the parliaments on the Monday and against the In 1785 he married a young lady of conside-parliaments on the Tuesday, for feudality in rable fortune. Whether she was in other re- the morning and against seudality in the afterspecis qualified to make a home happy, is a noon. One day he admires the English constipoint respecting which we are imperfectly in- tution : then he shudders to think that, in the formed. In a little work, entitled Melancholy struggles by which that constitution had been Pages, which was written in 1797, Barère avers obtained, the barbarous islanders had murder. that his marriage was one of mere conveni ed a king, and gives the preference to the conence, that at the altar his heart was heavy with stitution of Bearn. Bearn, he says, has a subsorrowful forebodings, that he turned pale as lime constitution, a beautiful constitution. he pronounced the solemn “ Yes,” that unbid. There the nobility and clergy meet in one house den tears rolled down his cheeks, that his mo- and the commons in another. If the houses ther shared his presentiment, and that the evil differ, the king has the casting vote. A few omen was accomplished. “My marriage,” he weeks later we find him raving against the says, “was one of the most unhappy of mar- principles of this sublime and beautiful constiriages.” So romantic a tale, told by so noted a tution. To admit deputies of the nobility and liar, did not command our belief. We were, clergy into the legislature is, he says, neither therefore, not much surprised to discover that, more or less than to admit enemies of the nain his Memoirs, he calls his wife a most amia- tion into the legislature. ble woman, and declares that, after he had been In this state of mind, without one settled purunited to her six years, he found her as amiable pose or opinion, the slave of the last word as ever. He complains, indeed, that she was royalist, aristocrat, democrat, according to the too much attached to royalty and to the old su- prevailing sentiment of the coffee-house or perstition; but he assures us that his respect drawing-room into which he had just looked, for her virtues induced him to tolerate her pre- did Barère enter into public life.

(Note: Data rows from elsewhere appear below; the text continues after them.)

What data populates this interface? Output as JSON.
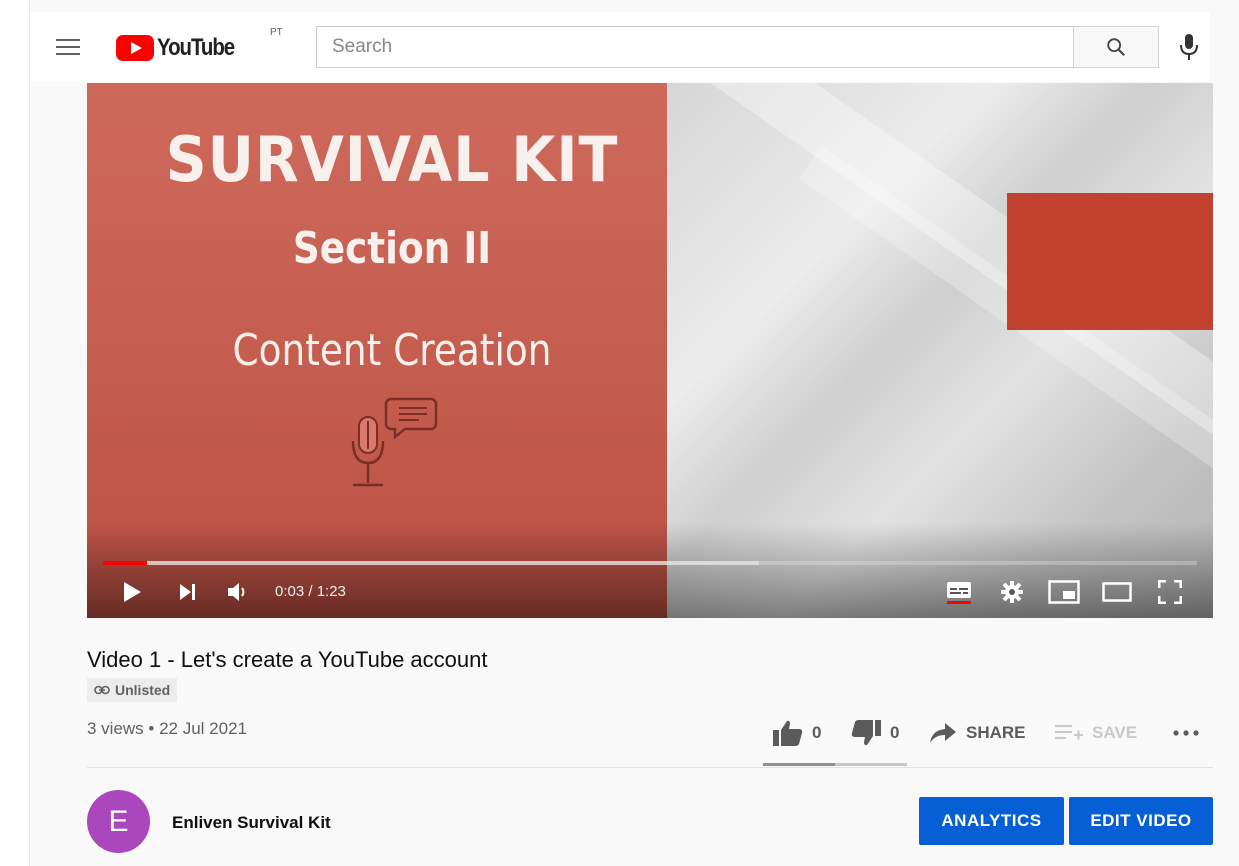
{
  "masthead": {
    "menu_icon": "hamburger-menu-icon",
    "logo_text": "YouTube",
    "country_code": "PT",
    "search_placeholder": "Search",
    "search_icon": "search-icon",
    "mic_icon": "microphone-icon"
  },
  "player": {
    "slide": {
      "title": "SURVIVAL KIT",
      "subtitle": "Section II",
      "topic": "Content Creation"
    },
    "progress": {
      "played_fraction": 0.04,
      "buffered_fraction": 0.6
    },
    "time_display": "0:03 / 1:23",
    "controls": [
      "play-icon",
      "next-icon",
      "volume-icon",
      "subtitles-icon",
      "settings-gear-icon",
      "miniplayer-icon",
      "theater-mode-icon",
      "fullscreen-icon"
    ]
  },
  "video": {
    "title": "Video 1 - Let's create a YouTube account",
    "visibility": "Unlisted",
    "meta": "3 views • 22 Jul 2021",
    "likes": "0",
    "dislikes": "0",
    "share_label": "SHARE",
    "save_label": "SAVE",
    "like_fraction": 0.5
  },
  "channel": {
    "avatar_letter": "E",
    "avatar_color": "#ab47bc",
    "name": "Enliven Survival Kit",
    "analytics_label": "ANALYTICS",
    "edit_label": "EDIT VIDEO"
  },
  "colors": {
    "accent_red": "#ff0000",
    "button_blue": "#065fd4"
  }
}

The states. judices. Now Barère, at the time of his mar- general had been summoned. Barère went riage, was himself a royalist and a Catholic. down to his own province, was there elected He had gained one prize by flattering the one of the representatives of the Third Estate, throne, and another by defending the church. and returned to Paris in May 1789. It is hardly possible, therefore, that disputes A great crisis, often predicted, had at las about politics or religion should have embitter- arrived. In no country, we conceive, have in